Today we’ll talk about the sister disease to “faces in the middle of the picture”: I call it, “cutting the muffin.” It’s a tendency people have take a picture only of someone’s head and shoulders, because they are uncomfortable with the way (they think) their midsection/hips/thighs look when photographed. Or, because they’re tragically used to seeing faces in the middle of the picture and just don’t know any better.
This is wrong, my friends. Very wrong, and very counter-productive.
We’ll start with the basics:
Our eyes are taught to move from left to right before they move top to bottom, when we look at a page or an image, thanks to the practice of reading. Generally, the thing we subconsciously notice first is how wide something is.
If you want an area to appear smaller, pretty much the worst thing you could do is create an artificial horizontal line across that area by means of cropping. And for the purposes of this post, when I say “cropping,” I don’t just mean the post-production stuff that happens on your computer or app. I mean how you compose the shot in the original. For example:
Here we are on Independence Day You can see we’re at the beach in our red, white, and blue regalia, and everyone is even looking at the camera and (mostly) smiling. But the way the picture is cropped, with one long, wide line cutting across us all, it gives an effect of horizontal stretching. No one wants that.
Here’s another example:
This is a little better. Now we’ve got some length to us to balance out the width. But I’m still cut across/adding width at the widest part of my hips. No, thank you.
There we go. Now, we have more length than width, and my awkward pose aside, have better proportions than the other two pictures. One of my tricks to achieving this goal? Whenever I hand our camera to someone else, I say, “Be sure and get my shoes in the shot.” Because “Take a picture of my whole body” sounds really odd. Works every time.
I want to add that the goal is always to compose/crop pictures the way you want them using your camera, not your computer. The computer is a great backup, for sure. But getting the shot you want when you shoot it will save you all kinds of frustration later, because not all pictures crop the way you want and still print well, if you crop in post-production.
So, there you go. Me and My SoldierMan’s crash course in getting more out of your camera.

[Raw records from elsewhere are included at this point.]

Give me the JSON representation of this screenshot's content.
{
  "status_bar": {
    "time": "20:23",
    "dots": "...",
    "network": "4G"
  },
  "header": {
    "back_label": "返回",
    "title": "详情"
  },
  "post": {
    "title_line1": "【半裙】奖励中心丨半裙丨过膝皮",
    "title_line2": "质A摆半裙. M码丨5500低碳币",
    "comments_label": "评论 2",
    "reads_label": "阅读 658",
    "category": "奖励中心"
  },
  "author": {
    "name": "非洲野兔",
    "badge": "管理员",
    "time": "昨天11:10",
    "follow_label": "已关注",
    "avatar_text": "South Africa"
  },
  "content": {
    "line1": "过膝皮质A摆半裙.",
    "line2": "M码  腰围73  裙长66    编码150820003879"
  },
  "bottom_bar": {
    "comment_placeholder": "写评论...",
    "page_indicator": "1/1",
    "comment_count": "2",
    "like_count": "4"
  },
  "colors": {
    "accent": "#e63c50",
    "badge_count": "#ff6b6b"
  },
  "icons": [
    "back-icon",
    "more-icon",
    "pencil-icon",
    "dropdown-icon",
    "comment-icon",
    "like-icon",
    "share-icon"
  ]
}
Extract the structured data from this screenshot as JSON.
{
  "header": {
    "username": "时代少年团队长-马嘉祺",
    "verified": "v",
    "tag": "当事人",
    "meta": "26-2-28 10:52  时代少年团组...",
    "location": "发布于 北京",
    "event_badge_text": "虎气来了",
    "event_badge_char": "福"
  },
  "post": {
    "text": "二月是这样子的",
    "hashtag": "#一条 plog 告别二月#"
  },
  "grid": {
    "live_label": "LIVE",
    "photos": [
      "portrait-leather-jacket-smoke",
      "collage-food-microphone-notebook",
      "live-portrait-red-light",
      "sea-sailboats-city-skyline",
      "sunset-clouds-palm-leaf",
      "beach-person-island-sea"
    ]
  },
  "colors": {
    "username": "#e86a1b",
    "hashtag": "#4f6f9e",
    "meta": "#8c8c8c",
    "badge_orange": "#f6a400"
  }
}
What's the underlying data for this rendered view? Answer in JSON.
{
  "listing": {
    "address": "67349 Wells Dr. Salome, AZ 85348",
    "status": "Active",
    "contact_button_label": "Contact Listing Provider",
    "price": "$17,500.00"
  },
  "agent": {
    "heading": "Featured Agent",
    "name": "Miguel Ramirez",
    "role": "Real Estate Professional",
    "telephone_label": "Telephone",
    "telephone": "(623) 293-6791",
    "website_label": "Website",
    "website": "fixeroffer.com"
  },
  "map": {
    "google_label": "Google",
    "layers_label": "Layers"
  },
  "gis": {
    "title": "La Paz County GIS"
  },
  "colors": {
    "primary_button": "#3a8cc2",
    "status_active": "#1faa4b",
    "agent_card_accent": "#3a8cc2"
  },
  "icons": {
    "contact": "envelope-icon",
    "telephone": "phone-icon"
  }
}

I hope this has been a helpful series, and if it has, I hope you’ll pass it along so that others will join us in the war against Faces in the Center of Pictures ;)